Kate Bush has spoken out about why she has done so little touring throughout her career, following the 22-date residency she held at London's Hammersmith Apollo in 2014.
Speaking to The Independent, she explained: "It wasn't designed that way, because I really enjoyed the first set of shows we did [in 1979]. The plan at the time was that I was going to do another two albums' worth of fresh material, and then do another show.
"But of course, by the time I got to the end of what was 'The Dreaming' album, it had gone off on a slight tilt, because I'd become so much more involved in the recording process.
"And also, every time I finish an album, I go into visual projects, and even if they're quite short pieces, they're still a huge amount of work to put together. So I started to veer away from the thing of being a live performing artist, to one of being a recording artist with attached visuals."
During the London residency, the shows were recorded and this week saw the release of the eagerly-anticipated 'Before The Dawn' live album, whilst talks are also being held about the possibility of a live DVD.

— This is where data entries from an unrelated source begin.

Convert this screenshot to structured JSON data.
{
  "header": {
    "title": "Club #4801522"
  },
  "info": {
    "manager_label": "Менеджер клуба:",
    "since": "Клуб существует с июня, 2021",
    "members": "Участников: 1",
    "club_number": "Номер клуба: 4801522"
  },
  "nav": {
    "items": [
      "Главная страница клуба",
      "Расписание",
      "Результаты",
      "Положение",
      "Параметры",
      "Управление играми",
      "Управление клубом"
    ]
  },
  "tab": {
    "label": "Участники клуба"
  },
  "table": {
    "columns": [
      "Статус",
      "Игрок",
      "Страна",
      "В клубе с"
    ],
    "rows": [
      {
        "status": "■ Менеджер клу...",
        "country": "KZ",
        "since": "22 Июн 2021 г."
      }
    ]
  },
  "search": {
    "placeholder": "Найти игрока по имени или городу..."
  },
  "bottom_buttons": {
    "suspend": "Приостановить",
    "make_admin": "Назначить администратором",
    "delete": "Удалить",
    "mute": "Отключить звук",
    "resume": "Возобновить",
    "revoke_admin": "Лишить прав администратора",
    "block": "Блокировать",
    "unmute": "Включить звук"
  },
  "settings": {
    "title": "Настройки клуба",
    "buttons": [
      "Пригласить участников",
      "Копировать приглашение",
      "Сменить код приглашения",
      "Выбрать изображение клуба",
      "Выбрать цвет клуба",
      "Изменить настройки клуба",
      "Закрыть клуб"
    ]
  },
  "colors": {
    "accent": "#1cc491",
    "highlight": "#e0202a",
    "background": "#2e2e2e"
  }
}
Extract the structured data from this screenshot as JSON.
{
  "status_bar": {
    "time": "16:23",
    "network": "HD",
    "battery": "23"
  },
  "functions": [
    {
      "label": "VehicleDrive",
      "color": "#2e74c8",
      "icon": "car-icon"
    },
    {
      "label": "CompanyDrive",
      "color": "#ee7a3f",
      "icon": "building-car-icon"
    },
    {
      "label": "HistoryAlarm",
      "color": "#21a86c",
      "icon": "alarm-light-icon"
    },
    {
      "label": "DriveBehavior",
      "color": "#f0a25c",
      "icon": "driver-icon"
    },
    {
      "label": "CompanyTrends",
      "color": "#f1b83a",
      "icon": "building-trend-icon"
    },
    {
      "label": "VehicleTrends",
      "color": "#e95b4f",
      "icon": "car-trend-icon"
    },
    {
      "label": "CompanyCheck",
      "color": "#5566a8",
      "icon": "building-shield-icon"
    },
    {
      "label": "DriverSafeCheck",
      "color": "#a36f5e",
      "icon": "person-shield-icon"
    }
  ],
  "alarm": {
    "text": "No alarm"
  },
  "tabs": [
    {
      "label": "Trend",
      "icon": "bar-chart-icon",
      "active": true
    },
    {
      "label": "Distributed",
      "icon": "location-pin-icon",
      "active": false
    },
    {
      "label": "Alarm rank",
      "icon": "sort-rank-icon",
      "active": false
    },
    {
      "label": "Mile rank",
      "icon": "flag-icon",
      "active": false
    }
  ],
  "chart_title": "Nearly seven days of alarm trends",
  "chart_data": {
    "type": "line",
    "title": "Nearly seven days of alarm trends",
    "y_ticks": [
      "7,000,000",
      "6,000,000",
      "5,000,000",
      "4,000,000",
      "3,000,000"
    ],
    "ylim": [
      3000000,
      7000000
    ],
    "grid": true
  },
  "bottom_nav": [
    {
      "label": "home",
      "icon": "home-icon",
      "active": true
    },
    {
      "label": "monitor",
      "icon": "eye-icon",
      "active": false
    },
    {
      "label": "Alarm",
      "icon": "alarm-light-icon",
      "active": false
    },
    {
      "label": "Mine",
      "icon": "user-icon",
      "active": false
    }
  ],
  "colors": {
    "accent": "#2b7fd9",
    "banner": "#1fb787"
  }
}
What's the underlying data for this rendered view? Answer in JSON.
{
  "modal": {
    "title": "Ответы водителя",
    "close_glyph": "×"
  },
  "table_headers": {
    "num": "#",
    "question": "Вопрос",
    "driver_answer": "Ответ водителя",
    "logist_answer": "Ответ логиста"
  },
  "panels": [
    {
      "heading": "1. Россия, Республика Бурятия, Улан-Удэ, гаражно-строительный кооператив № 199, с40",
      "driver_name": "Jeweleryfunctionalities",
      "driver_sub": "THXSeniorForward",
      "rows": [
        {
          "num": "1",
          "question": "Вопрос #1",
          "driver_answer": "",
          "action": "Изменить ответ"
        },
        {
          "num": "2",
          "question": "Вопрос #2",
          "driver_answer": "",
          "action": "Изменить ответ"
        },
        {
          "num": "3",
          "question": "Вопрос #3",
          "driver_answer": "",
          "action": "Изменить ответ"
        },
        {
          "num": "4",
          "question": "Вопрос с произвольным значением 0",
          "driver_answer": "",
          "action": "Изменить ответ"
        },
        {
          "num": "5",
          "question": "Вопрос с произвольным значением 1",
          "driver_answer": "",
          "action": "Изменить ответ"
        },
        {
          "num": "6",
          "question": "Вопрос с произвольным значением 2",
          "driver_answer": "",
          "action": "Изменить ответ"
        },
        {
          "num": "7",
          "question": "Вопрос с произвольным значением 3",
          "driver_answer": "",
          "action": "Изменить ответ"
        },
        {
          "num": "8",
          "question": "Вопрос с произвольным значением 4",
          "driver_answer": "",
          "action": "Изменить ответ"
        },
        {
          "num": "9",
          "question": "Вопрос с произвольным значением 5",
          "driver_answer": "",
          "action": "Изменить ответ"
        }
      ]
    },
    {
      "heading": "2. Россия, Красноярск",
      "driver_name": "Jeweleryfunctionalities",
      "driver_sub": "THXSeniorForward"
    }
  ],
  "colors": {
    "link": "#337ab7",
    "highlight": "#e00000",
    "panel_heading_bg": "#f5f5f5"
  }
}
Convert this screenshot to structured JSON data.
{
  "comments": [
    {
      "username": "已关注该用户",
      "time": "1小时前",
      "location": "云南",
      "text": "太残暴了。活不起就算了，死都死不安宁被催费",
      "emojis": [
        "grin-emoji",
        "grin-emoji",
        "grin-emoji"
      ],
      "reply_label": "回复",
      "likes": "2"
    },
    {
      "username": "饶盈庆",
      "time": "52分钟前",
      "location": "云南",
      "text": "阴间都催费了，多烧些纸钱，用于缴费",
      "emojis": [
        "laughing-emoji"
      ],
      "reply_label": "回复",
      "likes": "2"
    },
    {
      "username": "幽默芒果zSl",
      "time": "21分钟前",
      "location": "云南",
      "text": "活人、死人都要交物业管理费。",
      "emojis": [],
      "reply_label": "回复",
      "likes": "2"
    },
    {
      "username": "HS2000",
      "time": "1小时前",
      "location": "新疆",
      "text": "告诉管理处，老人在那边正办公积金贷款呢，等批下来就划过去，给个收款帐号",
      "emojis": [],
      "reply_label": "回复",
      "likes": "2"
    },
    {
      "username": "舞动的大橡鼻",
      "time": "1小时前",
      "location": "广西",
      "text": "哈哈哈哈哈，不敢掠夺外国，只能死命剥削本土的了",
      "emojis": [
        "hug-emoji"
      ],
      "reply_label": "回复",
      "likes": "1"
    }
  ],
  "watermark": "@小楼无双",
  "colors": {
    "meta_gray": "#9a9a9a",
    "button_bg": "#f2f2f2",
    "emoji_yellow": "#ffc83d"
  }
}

The new interview also saw Bush talk about late music icon David Bowie. She said: "One of the most powerful things that I heard recently was 'Blackstar' by Bowie. I thought it was beautiful. Very moving of course, but I think one of the best things he's ever done.
"I was asked whether I would write something [for Bowie], and because he meant such a lot to me, I really felt moved to do so. He was one of my great heroes when I was growing up. He was such a brave artist, so unusual, and I loved his music. I met him a few times; he was really charming and playful. But I just sort of admired what he achieved creatively.
"I think when I'm working creatively, I don't really think of myself of writing as a woman. I just think of writing as me, as a person, if that makes sense."